Exercise should not be too strenuous, as excessive strain on your tummy area from some sporting activities will injure an already injured tummy and promote yet more adhesions to grow, however some exercise is beneficial, just keep to the gentler kinds to avoid making things worse for yourself.
Please don't panic about endo, each and everyone of us has a different set of endo symptoms to anyone else. what works for some doesn't work for others. there is no cure, but there are all sorts of things to try and keep the symptoms under control and make your quality of life better.
There's no immediate urgency to try anything yet. First thing to do, is get yourself well after the op. It might feel like your insides are all falling down each time you stand up so be gentle with yourself, your organs have been poked prodded cut about, probably lasered too, and certainly pushed out of place by the cyst and the op. so it will take time for the organs remaining to settle back in to a comfy place again.
Give yourself a good few weeks before undertaking anything like exercise, other than just frequent pottering around the house walks and short walks outside.

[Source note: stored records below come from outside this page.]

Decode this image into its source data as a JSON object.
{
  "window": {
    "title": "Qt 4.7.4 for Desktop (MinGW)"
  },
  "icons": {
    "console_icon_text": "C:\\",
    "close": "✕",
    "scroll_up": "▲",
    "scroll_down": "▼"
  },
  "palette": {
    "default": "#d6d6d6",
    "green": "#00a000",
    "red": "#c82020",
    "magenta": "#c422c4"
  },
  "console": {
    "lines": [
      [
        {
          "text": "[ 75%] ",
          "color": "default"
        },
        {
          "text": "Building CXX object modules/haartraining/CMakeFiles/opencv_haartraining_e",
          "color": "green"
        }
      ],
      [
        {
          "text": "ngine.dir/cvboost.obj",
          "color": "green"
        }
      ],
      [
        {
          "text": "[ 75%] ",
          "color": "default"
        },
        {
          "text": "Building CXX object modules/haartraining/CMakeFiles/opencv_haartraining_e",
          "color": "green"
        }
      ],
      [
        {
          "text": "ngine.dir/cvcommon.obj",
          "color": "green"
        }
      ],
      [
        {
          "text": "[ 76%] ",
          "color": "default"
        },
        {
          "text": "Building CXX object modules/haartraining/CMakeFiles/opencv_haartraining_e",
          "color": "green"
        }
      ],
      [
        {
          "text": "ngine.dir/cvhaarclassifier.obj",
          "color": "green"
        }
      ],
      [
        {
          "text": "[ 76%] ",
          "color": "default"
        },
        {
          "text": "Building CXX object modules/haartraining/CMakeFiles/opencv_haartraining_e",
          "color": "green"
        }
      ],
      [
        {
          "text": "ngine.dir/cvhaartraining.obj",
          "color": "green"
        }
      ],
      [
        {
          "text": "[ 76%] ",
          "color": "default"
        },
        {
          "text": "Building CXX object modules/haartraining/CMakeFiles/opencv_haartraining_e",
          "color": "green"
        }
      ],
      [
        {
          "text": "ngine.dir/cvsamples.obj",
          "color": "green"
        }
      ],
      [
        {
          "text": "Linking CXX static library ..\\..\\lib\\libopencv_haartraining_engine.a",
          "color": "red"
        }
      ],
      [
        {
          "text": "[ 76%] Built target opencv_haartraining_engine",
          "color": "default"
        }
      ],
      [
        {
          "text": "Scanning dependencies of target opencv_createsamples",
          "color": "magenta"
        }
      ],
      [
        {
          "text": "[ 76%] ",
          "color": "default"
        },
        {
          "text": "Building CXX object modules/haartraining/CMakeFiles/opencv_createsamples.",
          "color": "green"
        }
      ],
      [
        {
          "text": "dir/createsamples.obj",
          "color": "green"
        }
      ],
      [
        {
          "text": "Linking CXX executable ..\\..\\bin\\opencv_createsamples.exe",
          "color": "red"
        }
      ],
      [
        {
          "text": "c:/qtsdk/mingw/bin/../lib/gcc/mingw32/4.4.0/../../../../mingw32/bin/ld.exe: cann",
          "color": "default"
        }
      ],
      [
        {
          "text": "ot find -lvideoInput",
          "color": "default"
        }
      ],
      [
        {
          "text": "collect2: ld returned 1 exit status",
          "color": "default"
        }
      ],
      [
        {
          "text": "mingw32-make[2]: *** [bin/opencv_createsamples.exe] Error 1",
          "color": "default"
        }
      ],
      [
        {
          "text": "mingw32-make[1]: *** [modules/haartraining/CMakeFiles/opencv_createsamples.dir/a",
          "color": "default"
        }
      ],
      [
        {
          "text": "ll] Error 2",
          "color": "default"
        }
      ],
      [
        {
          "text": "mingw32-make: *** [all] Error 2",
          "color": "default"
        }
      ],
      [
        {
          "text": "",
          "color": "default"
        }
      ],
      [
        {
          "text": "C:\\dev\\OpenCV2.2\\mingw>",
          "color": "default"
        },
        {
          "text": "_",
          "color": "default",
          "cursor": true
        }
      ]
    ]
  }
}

Followup appointments don't usually happen right away if at all, it might have to be something you visit your GP for, many of us are promised a follow up appointment after an op only to find it never happens. The gynaes are just too busy, and will probably have long forgotten your op by then anyway.